• **The data**
********************

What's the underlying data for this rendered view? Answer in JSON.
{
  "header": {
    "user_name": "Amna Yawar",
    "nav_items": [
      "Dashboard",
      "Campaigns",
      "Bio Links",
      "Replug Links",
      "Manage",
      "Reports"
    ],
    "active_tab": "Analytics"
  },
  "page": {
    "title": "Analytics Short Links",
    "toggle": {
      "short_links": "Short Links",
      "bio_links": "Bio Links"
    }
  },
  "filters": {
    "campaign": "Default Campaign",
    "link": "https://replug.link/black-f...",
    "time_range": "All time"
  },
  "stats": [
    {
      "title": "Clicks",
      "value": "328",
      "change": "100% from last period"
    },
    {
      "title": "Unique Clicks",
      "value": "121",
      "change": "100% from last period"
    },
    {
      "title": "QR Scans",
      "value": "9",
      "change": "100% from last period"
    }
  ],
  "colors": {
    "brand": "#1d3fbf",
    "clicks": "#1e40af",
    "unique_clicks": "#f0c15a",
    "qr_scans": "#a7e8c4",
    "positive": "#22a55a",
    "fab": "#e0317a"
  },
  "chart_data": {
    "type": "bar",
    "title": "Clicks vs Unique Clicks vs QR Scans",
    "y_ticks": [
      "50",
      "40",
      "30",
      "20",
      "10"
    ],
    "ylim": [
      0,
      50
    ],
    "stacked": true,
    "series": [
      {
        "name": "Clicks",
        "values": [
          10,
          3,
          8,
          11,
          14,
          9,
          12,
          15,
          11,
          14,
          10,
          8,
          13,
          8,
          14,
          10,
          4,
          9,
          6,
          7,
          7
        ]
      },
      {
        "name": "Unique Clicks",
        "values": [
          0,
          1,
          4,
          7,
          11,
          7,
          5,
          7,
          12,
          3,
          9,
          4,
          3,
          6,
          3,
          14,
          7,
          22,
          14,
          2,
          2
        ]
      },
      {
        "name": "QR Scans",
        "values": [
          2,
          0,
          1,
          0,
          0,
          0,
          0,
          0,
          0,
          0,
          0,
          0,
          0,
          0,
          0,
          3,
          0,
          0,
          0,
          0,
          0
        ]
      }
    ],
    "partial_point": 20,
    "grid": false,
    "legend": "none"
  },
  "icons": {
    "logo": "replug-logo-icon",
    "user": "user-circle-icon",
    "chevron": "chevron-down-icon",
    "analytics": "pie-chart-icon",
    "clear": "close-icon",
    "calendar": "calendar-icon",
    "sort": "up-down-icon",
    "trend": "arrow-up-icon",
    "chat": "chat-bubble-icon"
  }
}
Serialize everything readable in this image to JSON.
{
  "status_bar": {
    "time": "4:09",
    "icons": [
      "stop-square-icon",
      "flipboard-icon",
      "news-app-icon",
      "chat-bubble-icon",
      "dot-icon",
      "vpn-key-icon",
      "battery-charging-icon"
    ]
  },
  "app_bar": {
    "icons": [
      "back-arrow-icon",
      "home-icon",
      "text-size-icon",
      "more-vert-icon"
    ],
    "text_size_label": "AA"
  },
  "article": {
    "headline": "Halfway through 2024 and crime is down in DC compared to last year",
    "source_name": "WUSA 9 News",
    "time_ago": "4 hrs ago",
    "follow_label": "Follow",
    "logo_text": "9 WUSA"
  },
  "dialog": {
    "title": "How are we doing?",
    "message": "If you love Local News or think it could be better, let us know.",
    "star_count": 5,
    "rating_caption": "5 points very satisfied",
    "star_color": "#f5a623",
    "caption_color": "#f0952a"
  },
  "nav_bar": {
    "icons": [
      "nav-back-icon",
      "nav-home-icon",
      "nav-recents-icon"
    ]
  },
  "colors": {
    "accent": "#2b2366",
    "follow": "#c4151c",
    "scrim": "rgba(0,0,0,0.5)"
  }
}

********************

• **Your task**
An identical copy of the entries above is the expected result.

• **Result of this task**
What's the underlying data for this rendered view? Answer in JSON.
{
  "header": {
    "user_name": "Amna Yawar",
    "nav_items": [
      "Dashboard",
      "Campaigns",
      "Bio Links",
      "Replug Links",
      "Manage",
      "Reports"
    ],
    "active_tab": "Analytics"
  },
  "page": {
    "title": "Analytics Short Links",
    "toggle": {
      "short_links": "Short Links",
      "bio_links": "Bio Links"
    }
  },
  "filters": {
    "campaign": "Default Campaign",
    "link": "https://replug.link/black-f...",
    "time_range": "All time"
  },
  "stats": [
    {
      "title": "Clicks",
      "value": "328",
      "change": "100% from last period"
    },
    {
      "title": "Unique Clicks",
      "value": "121",
      "change": "100% from last period"
    },
    {
      "title": "QR Scans",
      "value": "9",
      "change": "100% from last period"
    }
  ],
  "colors": {
    "brand": "#1d3fbf",
    "clicks": "#1e40af",
    "unique_clicks": "#f0c15a",
    "qr_scans": "#a7e8c4",
    "positive": "#22a55a",
    "fab": "#e0317a"
  },
  "chart_data": {
    "type": "bar",
    "title": "Clicks vs Unique Clicks vs QR Scans",
    "y_ticks": [
      "50",
      "40",
      "30",
      "20",
      "10"
    ],
    "ylim": [
      0,
      50
    ],
    "stacked": true,
    "series": [
      {
        "name": "Clicks",
        "values": [
          10,
          3,
          8,
          11,
          14,
          9,
          12,
          15,
          11,
          14,
          10,
          8,
          13,
          8,
          14,
          10,
          4,
          9,
          6,
          7,
          7
        ]
      },
      {
        "name": "Unique Clicks",
        "values": [
          0,
          1,
          4,
          7,
          11,
          7,
          5,
          7,
          12,
          3,
          9,
          4,
          3,
          6,
          3,
          14,
          7,
          22,
          14,
          2,
          2
        ]
      },
      {
        "name": "QR Scans",
        "values": [
          2,
          0,
          1,
          0,
          0,
          0,
          0,
          0,
          0,
          0,
          0,
          0,
          0,
          0,
          0,
          3,
          0,
          0,
          0,
          0,
          0
        ]
      }
    ],
    "partial_point": 20,
    "grid": false,
    "legend": "none"
  },
  "icons": {
    "logo": "replug-logo-icon",
    "user": "user-circle-icon",
    "chevron": "chevron-down-icon",
    "analytics": "pie-chart-icon",
    "clear": "close-icon",
    "calendar": "calendar-icon",
    "sort": "up-down-icon",
    "trend": "arrow-up-icon",
    "chat": "chat-bubble-icon"
  }
}
Serialize everything readable in this image to JSON.
{
  "status_bar": {
    "time": "4:09",
    "icons": [
      "stop-square-icon",
      "flipboard-icon",
      "news-app-icon",
      "chat-bubble-icon",
      "dot-icon",
      "vpn-key-icon",
      "battery-charging-icon"
    ]
  },
  "app_bar": {
    "icons": [
      "back-arrow-icon",
      "home-icon",
      "text-size-icon",
      "more-vert-icon"
    ],
    "text_size_label": "AA"
  },
  "article": {
    "headline": "Halfway through 2024 and crime is down in DC compared to last year",
    "source_name": "WUSA 9 News",
    "time_ago": "4 hrs ago",
    "follow_label": "Follow",
    "logo_text": "9 WUSA"
  },
  "dialog": {
    "title": "How are we doing?",
    "message": "If you love Local News or think it could be better, let us know.",
    "star_count": 5,
    "rating_caption": "5 points very satisfied",
    "star_color": "#f5a623",
    "caption_color": "#f0952a"
  },
  "nav_bar": {
    "icons": [
      "nav-back-icon",
      "nav-home-icon",
      "nav-recents-icon"
    ]
  },
  "colors": {
    "accent": "#2b2366",
    "follow": "#c4151c",
    "scrim": "rgba(0,0,0,0.5)"
  }
}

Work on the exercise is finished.